- [EXERCISE DETAILS]:
Wherever "green" occurs in the entries, copy the line that holds it.

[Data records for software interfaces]
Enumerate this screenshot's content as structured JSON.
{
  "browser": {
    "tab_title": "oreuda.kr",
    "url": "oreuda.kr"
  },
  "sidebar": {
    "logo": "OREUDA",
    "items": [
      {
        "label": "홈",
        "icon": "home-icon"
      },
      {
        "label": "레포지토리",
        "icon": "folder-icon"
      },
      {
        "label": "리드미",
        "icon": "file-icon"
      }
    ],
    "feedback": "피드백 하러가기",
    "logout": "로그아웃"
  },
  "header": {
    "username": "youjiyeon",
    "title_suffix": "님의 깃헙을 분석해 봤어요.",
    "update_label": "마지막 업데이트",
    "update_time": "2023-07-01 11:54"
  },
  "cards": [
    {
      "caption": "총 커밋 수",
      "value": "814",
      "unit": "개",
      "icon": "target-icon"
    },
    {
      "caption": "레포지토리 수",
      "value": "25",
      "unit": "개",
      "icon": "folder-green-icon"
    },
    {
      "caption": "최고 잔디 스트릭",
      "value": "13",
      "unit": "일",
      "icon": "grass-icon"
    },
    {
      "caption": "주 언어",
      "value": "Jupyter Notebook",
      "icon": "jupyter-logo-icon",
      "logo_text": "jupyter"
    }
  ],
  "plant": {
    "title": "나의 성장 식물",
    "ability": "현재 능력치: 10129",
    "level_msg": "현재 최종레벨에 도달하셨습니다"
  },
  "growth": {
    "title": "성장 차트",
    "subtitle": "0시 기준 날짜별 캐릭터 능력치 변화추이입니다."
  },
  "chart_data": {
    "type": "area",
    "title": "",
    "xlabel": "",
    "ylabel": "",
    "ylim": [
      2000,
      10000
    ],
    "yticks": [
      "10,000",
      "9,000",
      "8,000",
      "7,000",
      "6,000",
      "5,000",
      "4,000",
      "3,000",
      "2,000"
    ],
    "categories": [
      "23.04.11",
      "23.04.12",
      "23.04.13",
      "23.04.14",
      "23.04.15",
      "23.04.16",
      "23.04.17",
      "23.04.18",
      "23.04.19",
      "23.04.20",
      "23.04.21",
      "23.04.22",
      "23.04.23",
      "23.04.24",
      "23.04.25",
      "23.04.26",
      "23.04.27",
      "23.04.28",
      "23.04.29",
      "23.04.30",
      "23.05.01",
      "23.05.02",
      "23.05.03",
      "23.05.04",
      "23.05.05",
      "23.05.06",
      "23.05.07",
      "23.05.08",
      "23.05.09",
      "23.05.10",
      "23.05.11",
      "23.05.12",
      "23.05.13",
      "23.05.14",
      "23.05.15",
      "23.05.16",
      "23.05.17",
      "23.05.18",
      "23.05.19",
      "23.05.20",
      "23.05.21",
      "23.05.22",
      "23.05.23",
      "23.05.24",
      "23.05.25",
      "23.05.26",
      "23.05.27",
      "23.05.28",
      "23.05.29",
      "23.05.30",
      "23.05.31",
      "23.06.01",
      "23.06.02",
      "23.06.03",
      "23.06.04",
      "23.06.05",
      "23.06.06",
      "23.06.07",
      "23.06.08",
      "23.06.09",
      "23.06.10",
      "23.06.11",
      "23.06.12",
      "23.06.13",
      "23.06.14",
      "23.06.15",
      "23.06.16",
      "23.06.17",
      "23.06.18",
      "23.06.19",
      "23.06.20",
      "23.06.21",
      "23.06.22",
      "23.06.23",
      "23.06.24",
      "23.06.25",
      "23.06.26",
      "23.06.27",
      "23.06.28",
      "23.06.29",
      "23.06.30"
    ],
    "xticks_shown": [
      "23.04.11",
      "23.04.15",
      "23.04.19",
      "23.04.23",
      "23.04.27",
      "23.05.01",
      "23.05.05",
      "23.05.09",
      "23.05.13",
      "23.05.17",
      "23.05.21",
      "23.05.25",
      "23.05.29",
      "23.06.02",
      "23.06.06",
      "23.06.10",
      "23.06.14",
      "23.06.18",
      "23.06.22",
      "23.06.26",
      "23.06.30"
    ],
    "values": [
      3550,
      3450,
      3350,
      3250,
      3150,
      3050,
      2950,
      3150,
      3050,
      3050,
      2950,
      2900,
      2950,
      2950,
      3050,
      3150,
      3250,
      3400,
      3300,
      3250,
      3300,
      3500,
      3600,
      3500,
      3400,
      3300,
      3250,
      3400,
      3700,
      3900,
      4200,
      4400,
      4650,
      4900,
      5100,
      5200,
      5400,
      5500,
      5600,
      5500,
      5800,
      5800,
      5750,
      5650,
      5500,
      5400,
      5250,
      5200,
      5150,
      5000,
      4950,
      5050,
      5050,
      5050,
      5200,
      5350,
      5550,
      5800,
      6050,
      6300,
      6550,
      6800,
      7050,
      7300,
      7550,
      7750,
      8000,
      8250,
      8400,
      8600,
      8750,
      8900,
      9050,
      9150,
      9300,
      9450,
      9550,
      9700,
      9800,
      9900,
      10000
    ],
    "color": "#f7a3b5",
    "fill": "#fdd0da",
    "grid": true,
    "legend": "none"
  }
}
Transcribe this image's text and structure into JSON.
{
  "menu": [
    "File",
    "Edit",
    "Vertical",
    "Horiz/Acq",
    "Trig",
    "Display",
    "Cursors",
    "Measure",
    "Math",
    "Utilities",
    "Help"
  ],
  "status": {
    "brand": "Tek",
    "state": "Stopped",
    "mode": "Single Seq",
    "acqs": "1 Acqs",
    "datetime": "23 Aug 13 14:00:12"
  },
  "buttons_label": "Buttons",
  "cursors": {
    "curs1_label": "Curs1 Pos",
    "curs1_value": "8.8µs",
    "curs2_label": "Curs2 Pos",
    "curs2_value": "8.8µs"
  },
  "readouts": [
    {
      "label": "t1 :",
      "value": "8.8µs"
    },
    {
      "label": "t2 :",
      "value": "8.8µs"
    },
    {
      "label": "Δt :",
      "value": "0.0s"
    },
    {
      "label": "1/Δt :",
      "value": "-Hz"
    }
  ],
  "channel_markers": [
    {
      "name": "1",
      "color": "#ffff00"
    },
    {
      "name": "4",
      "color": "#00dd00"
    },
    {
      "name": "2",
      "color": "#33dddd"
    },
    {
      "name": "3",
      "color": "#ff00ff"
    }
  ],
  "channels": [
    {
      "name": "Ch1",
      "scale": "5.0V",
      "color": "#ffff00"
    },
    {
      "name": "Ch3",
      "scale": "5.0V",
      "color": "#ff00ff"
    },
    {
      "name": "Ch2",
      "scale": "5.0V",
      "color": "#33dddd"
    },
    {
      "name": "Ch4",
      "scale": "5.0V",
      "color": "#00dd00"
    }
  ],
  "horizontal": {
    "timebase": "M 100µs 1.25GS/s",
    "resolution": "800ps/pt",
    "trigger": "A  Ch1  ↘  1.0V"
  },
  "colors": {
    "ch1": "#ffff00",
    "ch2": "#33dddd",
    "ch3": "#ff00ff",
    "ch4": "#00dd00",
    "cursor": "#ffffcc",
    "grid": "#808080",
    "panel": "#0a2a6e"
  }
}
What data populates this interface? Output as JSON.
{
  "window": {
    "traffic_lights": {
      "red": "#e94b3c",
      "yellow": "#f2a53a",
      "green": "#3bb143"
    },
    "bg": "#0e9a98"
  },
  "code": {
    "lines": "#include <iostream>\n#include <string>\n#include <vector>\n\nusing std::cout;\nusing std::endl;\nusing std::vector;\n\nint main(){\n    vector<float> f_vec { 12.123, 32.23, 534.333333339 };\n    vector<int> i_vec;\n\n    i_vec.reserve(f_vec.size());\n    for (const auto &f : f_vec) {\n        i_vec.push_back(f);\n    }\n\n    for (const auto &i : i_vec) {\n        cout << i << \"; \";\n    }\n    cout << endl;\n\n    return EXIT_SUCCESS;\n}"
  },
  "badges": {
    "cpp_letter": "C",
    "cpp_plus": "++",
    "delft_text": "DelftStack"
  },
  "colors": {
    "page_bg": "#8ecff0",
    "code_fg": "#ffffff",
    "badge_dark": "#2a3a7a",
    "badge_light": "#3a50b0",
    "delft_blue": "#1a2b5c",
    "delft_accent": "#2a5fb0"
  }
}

- [SOLUTION TO THIS EXERCISE]:
      "icon": "folder-green-icon"
      "green": "#3bb143"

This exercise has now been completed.